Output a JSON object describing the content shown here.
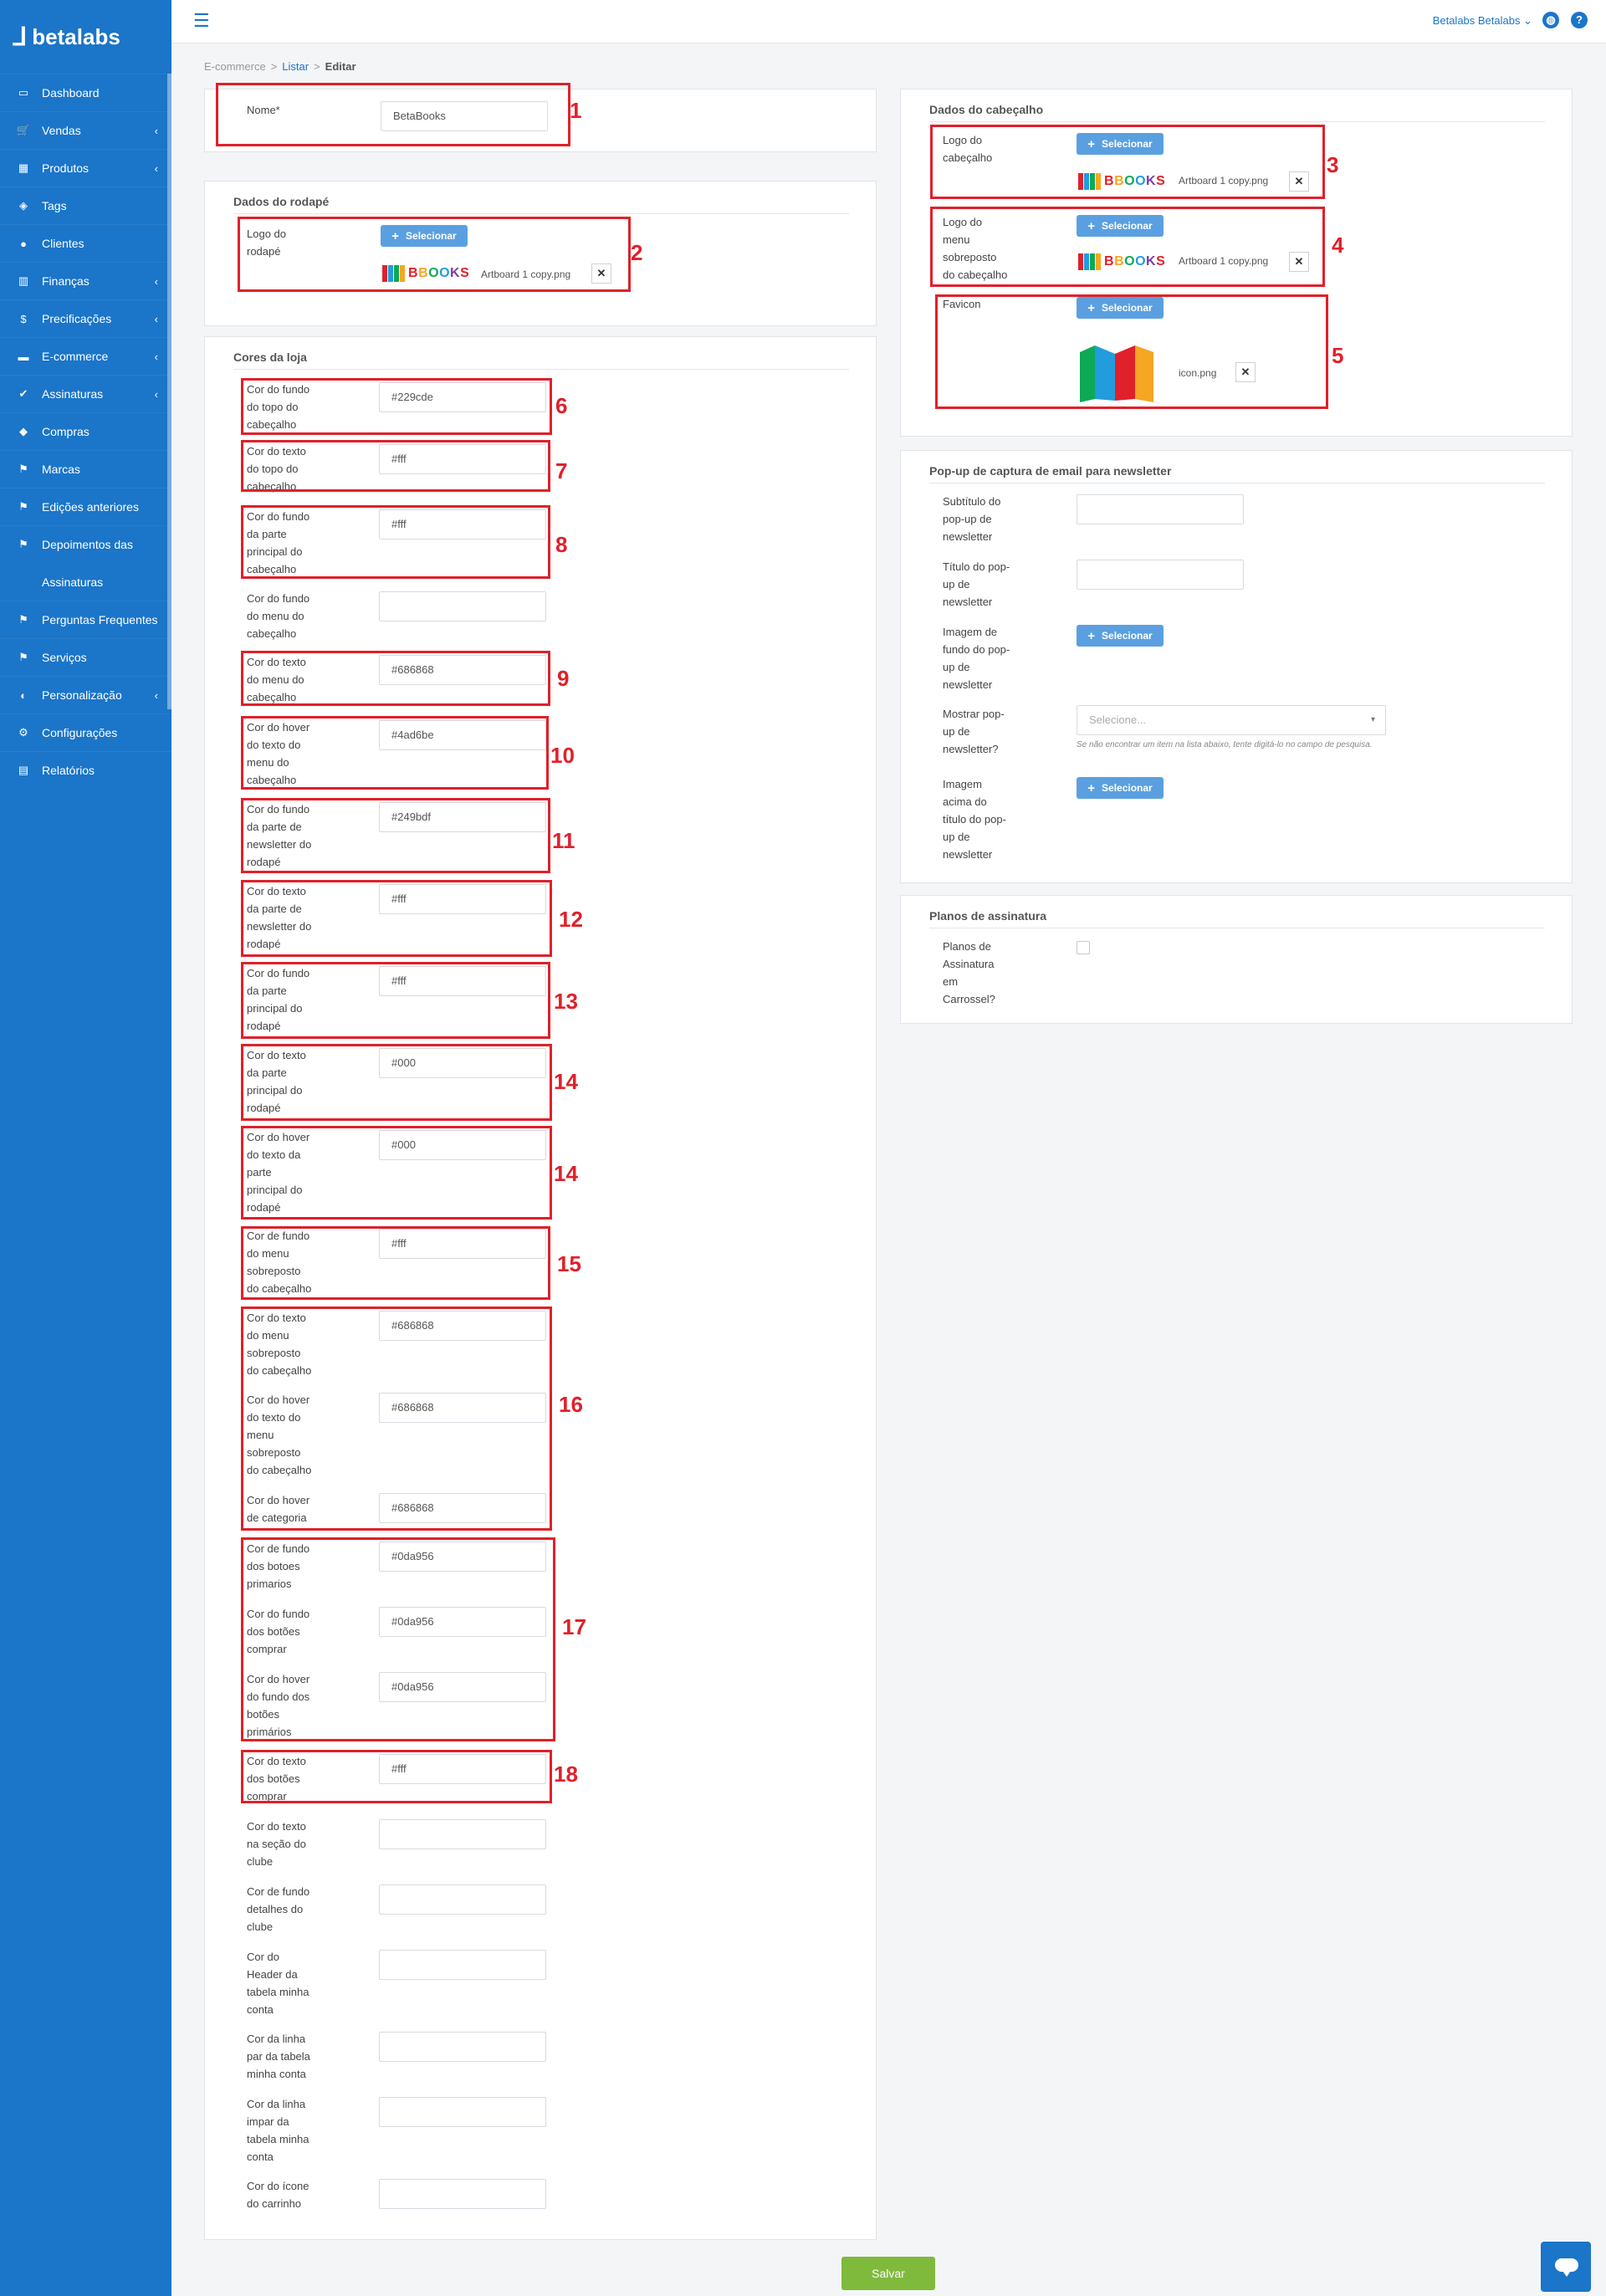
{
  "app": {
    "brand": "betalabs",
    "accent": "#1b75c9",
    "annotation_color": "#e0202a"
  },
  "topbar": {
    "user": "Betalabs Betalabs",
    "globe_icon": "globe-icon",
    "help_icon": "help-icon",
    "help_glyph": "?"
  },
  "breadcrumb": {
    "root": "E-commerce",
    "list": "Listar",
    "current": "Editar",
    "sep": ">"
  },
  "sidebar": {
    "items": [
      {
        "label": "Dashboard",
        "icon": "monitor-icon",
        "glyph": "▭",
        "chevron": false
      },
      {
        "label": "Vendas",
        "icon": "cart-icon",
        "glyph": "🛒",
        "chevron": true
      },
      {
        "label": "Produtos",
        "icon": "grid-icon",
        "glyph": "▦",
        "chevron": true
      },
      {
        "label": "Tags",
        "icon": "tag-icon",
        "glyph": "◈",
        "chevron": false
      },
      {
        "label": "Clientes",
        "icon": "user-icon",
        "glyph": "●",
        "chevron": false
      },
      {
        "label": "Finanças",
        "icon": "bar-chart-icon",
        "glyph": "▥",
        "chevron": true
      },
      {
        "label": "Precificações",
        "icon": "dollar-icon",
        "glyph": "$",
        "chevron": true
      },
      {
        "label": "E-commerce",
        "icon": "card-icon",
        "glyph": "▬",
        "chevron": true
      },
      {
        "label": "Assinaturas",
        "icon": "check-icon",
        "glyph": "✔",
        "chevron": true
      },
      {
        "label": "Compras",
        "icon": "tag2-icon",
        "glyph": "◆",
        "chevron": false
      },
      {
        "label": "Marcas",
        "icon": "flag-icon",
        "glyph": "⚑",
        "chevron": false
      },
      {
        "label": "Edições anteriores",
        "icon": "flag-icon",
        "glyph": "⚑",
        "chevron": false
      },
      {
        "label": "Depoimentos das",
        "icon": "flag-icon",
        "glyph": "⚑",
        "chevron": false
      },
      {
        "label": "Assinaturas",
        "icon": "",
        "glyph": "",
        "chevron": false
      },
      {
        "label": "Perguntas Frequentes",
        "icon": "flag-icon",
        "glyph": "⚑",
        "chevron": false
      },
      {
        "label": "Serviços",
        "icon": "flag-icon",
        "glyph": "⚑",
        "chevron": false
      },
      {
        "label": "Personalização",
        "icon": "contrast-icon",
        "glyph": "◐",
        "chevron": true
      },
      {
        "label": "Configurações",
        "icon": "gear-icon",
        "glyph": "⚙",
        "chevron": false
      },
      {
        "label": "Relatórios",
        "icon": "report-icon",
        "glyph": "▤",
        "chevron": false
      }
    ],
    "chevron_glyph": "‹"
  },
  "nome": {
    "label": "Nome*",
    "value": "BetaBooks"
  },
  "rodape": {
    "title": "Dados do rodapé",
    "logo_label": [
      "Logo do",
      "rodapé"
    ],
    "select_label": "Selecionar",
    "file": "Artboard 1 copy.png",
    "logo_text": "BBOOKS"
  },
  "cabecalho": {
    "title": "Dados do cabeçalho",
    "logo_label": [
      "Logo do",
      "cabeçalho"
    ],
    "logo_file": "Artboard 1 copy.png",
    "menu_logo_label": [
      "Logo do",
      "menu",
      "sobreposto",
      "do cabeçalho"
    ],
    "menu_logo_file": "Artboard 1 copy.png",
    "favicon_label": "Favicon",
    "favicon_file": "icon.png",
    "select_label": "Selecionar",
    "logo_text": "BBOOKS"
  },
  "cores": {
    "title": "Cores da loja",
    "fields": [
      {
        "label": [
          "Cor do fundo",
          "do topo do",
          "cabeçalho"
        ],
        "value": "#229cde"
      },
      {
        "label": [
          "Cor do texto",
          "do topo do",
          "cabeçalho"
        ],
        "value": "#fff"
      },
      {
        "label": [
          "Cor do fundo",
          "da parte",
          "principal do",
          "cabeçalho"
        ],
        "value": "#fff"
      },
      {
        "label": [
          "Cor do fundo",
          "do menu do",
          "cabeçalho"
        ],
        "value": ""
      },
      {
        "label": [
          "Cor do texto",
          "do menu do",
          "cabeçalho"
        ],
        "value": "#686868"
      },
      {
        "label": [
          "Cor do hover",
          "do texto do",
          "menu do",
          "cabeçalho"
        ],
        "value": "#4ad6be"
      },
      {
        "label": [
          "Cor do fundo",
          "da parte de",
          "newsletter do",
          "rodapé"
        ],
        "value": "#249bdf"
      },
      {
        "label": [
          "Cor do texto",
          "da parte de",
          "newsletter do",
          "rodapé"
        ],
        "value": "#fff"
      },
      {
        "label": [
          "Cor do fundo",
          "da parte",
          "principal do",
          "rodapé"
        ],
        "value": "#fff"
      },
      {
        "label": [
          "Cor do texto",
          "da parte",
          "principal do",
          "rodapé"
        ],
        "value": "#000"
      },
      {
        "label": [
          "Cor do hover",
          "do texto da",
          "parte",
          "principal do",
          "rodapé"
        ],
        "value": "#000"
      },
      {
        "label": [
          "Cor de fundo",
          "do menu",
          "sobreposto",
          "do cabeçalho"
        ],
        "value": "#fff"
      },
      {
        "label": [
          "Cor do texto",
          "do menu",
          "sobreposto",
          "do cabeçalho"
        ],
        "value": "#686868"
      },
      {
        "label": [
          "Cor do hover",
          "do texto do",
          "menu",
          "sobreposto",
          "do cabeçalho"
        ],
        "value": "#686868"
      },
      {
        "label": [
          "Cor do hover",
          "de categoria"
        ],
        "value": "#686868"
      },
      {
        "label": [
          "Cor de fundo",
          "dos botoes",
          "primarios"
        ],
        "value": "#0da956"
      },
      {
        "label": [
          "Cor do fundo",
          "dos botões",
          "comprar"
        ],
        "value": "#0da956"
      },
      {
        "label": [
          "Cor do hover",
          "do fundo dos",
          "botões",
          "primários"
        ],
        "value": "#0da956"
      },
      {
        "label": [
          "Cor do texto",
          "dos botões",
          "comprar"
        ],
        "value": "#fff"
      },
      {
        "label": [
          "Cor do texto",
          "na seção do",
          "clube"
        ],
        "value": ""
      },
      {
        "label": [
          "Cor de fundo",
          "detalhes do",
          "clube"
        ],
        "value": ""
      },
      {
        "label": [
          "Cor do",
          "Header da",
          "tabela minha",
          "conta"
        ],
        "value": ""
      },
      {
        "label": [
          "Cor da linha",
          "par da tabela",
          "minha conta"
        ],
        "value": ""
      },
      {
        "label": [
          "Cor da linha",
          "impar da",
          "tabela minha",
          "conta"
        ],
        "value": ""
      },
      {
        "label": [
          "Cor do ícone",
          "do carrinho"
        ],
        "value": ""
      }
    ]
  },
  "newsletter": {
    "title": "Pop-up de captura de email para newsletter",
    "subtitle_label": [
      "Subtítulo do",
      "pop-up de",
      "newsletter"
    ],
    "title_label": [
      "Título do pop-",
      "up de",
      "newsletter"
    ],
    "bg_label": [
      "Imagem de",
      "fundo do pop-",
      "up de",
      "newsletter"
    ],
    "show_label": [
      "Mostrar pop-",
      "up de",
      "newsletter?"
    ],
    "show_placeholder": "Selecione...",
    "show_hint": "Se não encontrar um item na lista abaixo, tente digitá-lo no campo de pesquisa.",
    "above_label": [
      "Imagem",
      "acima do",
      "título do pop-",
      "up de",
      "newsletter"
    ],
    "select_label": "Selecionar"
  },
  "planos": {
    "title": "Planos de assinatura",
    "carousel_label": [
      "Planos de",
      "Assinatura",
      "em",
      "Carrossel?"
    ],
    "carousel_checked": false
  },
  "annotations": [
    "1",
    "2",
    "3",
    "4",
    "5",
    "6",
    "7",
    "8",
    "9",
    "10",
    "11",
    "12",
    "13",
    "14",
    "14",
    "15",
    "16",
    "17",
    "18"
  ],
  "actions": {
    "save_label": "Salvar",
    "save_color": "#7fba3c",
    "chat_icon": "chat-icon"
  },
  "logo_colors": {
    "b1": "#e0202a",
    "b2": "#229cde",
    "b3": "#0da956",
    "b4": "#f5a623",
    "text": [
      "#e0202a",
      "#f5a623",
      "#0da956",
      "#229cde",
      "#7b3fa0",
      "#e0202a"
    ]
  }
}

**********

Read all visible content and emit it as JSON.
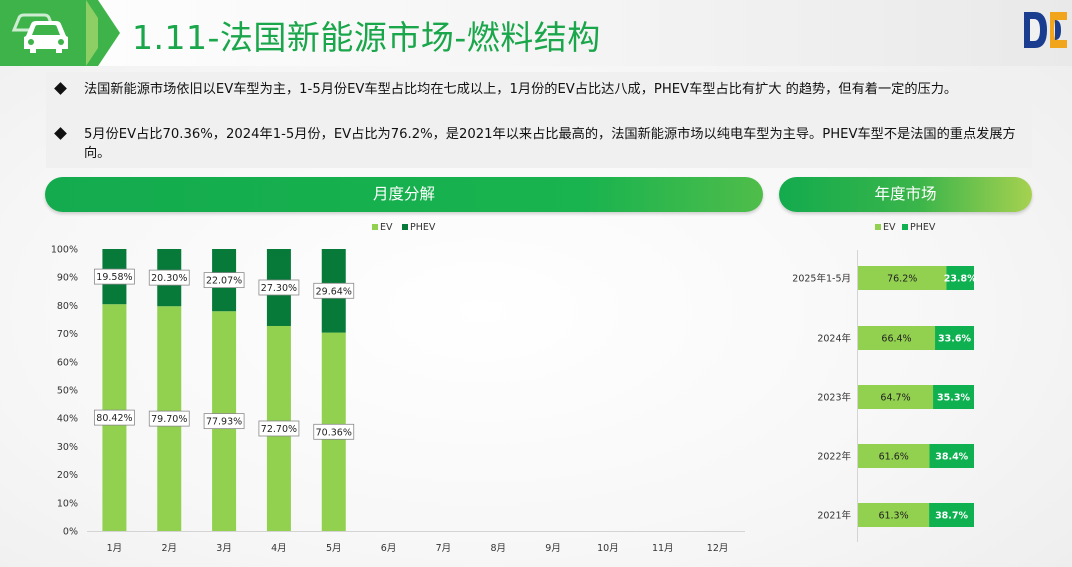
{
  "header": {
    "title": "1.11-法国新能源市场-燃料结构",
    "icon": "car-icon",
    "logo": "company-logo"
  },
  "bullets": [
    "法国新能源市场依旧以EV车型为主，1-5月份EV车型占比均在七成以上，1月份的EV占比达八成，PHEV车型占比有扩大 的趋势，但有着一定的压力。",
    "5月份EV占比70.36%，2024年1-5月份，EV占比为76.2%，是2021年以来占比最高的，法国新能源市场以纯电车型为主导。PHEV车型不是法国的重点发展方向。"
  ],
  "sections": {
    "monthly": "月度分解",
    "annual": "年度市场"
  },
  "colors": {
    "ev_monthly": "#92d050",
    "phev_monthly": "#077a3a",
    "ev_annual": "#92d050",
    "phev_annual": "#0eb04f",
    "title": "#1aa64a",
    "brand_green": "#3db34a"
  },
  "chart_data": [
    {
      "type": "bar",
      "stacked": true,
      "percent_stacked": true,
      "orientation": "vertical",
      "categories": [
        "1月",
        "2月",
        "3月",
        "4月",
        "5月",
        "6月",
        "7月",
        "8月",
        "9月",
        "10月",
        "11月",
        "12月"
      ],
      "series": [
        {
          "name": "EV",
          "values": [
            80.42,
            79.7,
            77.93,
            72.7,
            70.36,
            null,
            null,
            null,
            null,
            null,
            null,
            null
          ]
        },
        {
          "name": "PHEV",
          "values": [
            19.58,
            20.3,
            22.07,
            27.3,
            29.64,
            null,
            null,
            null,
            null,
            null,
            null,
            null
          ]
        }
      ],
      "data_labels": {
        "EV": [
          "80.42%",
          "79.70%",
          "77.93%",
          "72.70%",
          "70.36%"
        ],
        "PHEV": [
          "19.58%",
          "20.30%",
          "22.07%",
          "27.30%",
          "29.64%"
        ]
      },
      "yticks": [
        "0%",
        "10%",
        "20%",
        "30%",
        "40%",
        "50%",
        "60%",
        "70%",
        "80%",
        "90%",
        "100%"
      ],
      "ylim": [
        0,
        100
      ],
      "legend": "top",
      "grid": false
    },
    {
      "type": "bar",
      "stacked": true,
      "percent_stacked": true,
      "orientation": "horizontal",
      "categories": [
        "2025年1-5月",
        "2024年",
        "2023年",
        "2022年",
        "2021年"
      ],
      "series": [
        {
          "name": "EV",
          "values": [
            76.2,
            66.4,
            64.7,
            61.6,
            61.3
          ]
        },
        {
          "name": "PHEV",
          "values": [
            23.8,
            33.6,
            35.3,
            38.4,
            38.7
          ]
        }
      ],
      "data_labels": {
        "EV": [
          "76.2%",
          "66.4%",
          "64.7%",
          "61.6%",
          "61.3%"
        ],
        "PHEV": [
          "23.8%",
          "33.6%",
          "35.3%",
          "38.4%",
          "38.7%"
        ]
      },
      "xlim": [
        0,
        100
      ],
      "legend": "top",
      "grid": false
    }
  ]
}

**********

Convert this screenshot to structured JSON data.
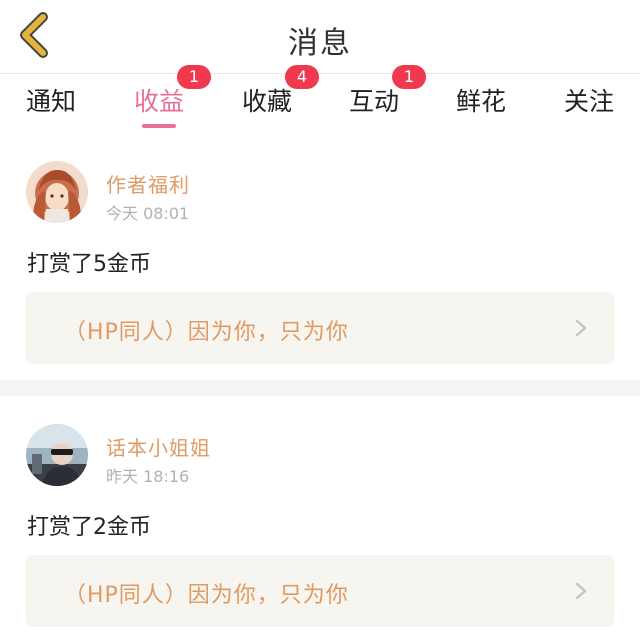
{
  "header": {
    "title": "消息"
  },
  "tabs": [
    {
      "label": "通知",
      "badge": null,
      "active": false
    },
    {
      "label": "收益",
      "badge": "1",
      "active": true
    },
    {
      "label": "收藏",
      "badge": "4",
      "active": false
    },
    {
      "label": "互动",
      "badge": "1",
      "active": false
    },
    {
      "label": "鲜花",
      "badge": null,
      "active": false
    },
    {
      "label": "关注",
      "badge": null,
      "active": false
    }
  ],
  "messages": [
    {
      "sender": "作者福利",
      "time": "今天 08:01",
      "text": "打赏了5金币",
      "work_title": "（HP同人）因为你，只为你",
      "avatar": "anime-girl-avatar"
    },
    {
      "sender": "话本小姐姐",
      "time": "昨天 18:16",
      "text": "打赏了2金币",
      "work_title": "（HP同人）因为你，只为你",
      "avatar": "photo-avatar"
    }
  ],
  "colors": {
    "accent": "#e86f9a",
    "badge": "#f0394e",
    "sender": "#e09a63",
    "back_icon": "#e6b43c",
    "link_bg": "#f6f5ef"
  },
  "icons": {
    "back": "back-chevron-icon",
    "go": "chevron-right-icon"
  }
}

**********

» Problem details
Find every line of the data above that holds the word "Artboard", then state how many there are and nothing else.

» Reply to the task
3